Journalist upheld fair reporting
Before Capt. Dave Cobb retired last year from the Lawrence Police Department, he didn’t always look forward to seeing news reporters.
Mike Belt, a reporter for the Lawrence Journal-World, was an exception.
“Belt always asked the right questions,” Cobb said. “He was a digger. He would dig until he found what he was after. Every time I worked with him, I was quoted accurately.”
Assistant U.S. Attorney Terra Morehead knew Belt when she was a Wyandotte County assistant district attorney and Belt covered courts and law enforcement for the Kansas City Kansan. Unlike other reporters — who might call Morehead asking her to regurgitate the facts of a case — Belt would report the story firsthand.
“He was so fair, and he called it like it was,” she said.
Charles Michael “Mike” Belt, who was a reporter for the Lawrence Journal-World since 2000, died Monday at his home. Services will be at 10 a.m. today at Rumsey-Yost Funeral Home in Lawrence.
Belt had turned 54 on Sunday. True to form, he had volunteered to work on his birthday, covering a discussion about Iraq and the military at the Dole Institute of Politics. In addition to police and courts stories, military stories were his passion. In fact, Belt named his big black cat Major, a cat he doted on, even once driving to Kansas City to find the cat’s favorite toy.
Belt’s journalism career started in his hometown of Columbus, where he was the trainer for the football and basketball teams. His two brothers, Brad and Kevin, said Mike always wanted to play, but a medical condition prevented that. So he wrote about the games for the Columbus Daily Advocate. And when he was a junior college student in Coffeyville, he wrote for the newspaper there. After he graduated in 1981 from Kansas State University, he joined the Osawatomie Graphic as a photographer and reporter. Three years later, he landed a job with the Kansas City Kansan. At the Journal-World, where he worked for nine years, Belt covered county government, law enforcement and, most recently, the economy. He also contributed to the Baldwin City Signal.
Regardless of the story he was working, Belt prized accuracy. And compassion for the plights of others.
In 2007, Belt and Journal-World photographer Thad Allender worked on a series of stories about the toxic legacy mining had on communities in southeastern Kansas. Belt knew the area. He’d fished in some of the strip pits left behind by the mining.
Their work — “Mining’s Legacy: A scar on Kansas” — won several media awards, including the prestigious Associated Press Managing Editors’ Convergence Award, and was nominated for a Pulitzer Prize. The stories also prompted the Kansas delegation to propose bills in Congress to help clean up communities such as Treece.

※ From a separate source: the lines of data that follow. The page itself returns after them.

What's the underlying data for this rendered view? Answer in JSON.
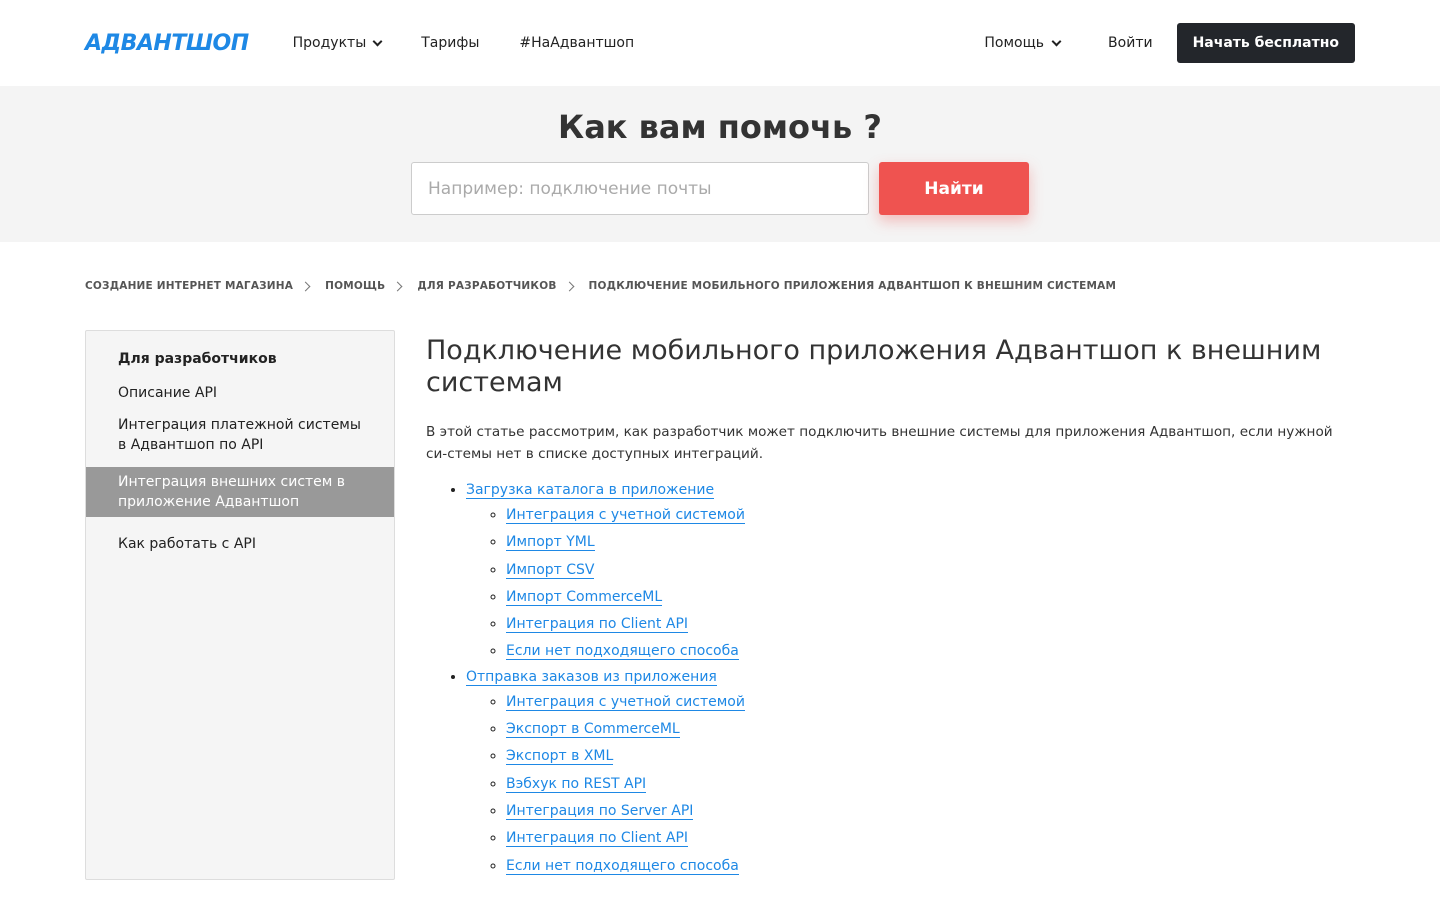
{
  "header": {
    "logo": "АДВАНТШОП",
    "nav": [
      {
        "label": "Продукты",
        "has_dropdown": true
      },
      {
        "label": "Тарифы",
        "has_dropdown": false
      },
      {
        "label": "#НаАдвантшоп",
        "has_dropdown": false
      }
    ],
    "help": "Помощь",
    "login": "Войти",
    "start": "Начать бесплатно"
  },
  "hero": {
    "title": "Как вам помочь ?",
    "search_placeholder": "Например: подключение почты",
    "search_button": "Найти"
  },
  "breadcrumb": [
    "СОЗДАНИЕ ИНТЕРНЕТ МАГАЗИНА",
    "ПОМОЩЬ",
    "ДЛЯ РАЗРАБОТЧИКОВ",
    "ПОДКЛЮЧЕНИЕ МОБИЛЬНОГО ПРИЛОЖЕНИЯ АДВАНТШОП К ВНЕШНИМ СИСТЕМАМ"
  ],
  "sidebar": {
    "title": "Для разработчиков",
    "items": [
      {
        "label": "Описание API",
        "active": false
      },
      {
        "label": "Интеграция платежной системы в Адвантшоп по API",
        "active": false
      },
      {
        "label": "Интеграция внешних систем в приложение Адвантшоп",
        "active": true
      },
      {
        "label": "Как работать с API",
        "active": false
      }
    ]
  },
  "article": {
    "title": "Подключение мобильного приложения Адвантшоп к внешним системам",
    "intro": "В этой статье рассмотрим, как разработчик может подключить внешние системы для приложения Адвантшоп, если нужной си-стемы нет в списке доступных интеграций.",
    "toc": [
      {
        "label": "Загрузка каталога в приложение",
        "children": [
          "Интеграция с учетной системой",
          "Импорт YML",
          "Импорт CSV",
          "Импорт CommerceML",
          "Интеграция по Client API",
          "Если нет подходящего способа"
        ]
      },
      {
        "label": "Отправка заказов из приложения",
        "children": [
          "Интеграция с учетной системой",
          "Экспорт в CommerceML",
          "Экспорт в XML",
          "Вэбхук по REST API",
          "Интеграция по Server API",
          "Интеграция по Client API",
          "Если нет подходящего способа"
        ]
      }
    ]
  },
  "colors": {
    "brand": "#1e88e5",
    "accent": "#ef5350",
    "dark_button": "#23262b",
    "active_sidebar": "#999999"
  }
}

“I’ll always remember the day when the mayor of Treece came to our office to talk with Mike after he and other townspeople had met with the governor in Topeka,” said Dennis Anderson, Journal-World managing editor. “The group was genuinely appreciative of Mike and his work. No one was paying attention to them until Mike told their story.
“That was the thing about Mike, his sources respected him and trusted him to do a solid job. He would print out every story he ever wrote and look for errors to correct before handing his work over to editors.”
He was as careful with friendships as he was with newspaper stories. Longtime friend Bob Friskel met Belt when they both worked at the Kansan. They kept in touch by e-mail, and got together for hamburgers and beer. The two talked about sports, mostly, and politics. They’d planned to take in a Royals game next week.
“We were good friends,” Friskel said. “I think everybody was his best friend.”
Friskel remembers the days that Belt covered trials in Wyandotte County.
“Pretty soon, the convicts in the trial would be coming over to talk with him,” Friskel said. “He’d made friends with them. He was making friends with the convicts.”
Crime intrigued Belt, as did history. So a 50-year-old murder story set in Wyandotte County that had ties to Lawrence piqued Belt’s interest. He began work on a book about Lowell Andrews, a Kansas University student who shot and killed his parents and older sister.
California resident Kathy Hernandez, who was a relative of Lowell Andrews, worked with Belt. During their three-year partnership, she also found a friend.
“We talked on the phone sometimes two and three times a week,” she said. Always on Sunday night. About the book they hoped to publish. About their lives.
“He was just one of those guys you thought would always be there,” she said. “He put one foot in front of another to get through life. He had a quiet sophistication that would surprise me sometimes, and such incredible depth. That’s a gift that most people don’t have. He was unfettered with ego. He didn’t have an ego. He was above that.”